## ACTIVITY
In the entries below, count every line that has the string "icon", and answer with that count alone.

··· GIVEN DATA ···

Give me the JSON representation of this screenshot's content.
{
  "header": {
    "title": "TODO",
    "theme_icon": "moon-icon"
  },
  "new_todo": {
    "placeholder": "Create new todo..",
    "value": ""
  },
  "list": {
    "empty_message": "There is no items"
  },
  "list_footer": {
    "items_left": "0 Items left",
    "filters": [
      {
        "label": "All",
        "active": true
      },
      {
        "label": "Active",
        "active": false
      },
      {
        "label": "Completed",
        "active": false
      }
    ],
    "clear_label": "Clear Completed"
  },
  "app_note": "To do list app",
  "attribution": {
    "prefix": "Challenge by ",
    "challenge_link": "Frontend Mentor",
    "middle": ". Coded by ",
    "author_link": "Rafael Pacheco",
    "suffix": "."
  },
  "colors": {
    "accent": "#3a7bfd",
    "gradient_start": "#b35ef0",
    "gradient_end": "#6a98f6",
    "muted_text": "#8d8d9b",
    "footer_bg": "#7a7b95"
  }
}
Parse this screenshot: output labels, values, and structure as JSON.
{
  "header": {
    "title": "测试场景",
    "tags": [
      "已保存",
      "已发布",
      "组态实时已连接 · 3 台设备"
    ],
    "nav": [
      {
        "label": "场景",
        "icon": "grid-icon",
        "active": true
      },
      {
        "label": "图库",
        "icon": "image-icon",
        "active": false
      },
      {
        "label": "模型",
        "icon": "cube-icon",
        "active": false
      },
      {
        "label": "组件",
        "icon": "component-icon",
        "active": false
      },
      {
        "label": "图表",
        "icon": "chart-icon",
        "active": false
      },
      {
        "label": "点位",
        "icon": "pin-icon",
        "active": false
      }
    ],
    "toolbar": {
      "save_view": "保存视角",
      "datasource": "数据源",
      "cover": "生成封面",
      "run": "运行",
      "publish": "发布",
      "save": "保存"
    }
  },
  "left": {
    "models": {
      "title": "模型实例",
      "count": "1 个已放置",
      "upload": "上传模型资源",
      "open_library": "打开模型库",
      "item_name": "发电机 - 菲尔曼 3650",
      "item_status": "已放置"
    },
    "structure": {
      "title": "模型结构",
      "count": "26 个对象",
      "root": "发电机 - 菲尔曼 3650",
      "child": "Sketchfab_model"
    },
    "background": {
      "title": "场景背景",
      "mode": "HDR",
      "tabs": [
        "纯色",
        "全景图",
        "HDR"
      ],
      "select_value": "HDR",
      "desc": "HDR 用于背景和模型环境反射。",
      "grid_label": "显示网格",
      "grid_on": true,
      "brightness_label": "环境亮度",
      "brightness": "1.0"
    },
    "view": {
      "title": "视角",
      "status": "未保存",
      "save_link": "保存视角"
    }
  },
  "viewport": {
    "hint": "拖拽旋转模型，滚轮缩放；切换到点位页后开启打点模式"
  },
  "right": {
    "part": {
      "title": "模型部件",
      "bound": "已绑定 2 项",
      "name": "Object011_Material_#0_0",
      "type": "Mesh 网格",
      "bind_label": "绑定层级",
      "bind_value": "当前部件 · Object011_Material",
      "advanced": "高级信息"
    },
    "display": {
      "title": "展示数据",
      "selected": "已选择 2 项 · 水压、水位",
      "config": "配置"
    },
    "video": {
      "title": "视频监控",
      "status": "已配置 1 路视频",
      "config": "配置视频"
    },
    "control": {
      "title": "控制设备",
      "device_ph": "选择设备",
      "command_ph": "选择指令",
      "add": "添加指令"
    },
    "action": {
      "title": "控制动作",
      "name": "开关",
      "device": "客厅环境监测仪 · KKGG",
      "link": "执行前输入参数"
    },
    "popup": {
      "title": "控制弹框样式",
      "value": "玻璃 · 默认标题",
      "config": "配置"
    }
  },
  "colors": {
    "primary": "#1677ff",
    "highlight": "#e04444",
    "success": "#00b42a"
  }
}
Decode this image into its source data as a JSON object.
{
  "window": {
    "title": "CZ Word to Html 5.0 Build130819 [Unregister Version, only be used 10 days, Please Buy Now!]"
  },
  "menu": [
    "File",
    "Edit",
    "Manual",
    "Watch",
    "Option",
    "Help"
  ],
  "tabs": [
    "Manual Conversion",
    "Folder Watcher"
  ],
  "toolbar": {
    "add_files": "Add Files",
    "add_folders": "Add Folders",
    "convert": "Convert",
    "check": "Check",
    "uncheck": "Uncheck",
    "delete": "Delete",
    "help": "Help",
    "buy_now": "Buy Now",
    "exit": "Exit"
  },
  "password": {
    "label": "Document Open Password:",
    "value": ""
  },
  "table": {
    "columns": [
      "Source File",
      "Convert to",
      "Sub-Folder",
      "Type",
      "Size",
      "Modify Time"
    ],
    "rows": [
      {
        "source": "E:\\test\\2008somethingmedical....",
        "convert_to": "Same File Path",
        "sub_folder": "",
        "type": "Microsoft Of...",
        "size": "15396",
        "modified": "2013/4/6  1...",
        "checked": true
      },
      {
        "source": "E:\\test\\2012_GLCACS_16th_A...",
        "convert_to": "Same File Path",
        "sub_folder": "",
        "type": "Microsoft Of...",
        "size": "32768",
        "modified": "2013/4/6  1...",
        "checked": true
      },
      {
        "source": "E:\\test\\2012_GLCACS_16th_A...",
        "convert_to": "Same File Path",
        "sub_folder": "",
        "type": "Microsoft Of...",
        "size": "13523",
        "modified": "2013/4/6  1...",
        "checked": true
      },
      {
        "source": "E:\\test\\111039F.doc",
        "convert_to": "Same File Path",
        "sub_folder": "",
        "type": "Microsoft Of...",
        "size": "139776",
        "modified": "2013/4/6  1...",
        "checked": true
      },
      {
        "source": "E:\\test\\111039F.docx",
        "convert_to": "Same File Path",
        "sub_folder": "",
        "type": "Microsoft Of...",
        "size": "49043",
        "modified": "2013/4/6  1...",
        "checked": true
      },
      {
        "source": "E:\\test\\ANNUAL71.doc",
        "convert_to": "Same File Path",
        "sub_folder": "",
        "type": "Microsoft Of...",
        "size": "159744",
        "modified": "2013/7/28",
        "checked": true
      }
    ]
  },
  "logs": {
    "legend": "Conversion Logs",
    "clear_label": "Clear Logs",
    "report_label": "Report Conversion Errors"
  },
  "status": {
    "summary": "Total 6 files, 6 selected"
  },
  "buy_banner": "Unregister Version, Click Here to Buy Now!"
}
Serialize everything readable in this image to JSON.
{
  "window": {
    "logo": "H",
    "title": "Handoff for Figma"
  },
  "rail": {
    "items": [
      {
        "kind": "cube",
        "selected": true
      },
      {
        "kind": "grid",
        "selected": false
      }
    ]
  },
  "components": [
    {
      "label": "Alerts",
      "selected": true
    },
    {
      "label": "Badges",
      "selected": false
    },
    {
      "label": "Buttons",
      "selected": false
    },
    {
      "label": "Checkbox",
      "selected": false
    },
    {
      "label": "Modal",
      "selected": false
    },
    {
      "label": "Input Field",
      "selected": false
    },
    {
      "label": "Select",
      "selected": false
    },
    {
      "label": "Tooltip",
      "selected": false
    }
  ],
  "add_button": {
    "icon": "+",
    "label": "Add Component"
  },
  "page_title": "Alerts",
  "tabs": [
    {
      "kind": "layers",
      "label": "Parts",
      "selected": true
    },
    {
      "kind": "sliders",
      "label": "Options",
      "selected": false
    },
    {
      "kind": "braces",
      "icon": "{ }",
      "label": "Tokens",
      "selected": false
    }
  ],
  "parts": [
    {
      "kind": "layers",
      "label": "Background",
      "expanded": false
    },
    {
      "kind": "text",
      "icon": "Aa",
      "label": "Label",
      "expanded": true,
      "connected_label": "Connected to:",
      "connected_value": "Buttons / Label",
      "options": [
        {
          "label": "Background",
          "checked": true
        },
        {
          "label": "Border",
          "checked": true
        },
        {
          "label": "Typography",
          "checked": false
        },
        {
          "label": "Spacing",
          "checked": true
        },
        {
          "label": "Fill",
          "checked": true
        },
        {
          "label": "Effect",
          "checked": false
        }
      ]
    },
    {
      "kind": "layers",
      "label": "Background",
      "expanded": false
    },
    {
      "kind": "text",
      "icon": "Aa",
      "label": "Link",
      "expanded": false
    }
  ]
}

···

## RESPONSE AREA
11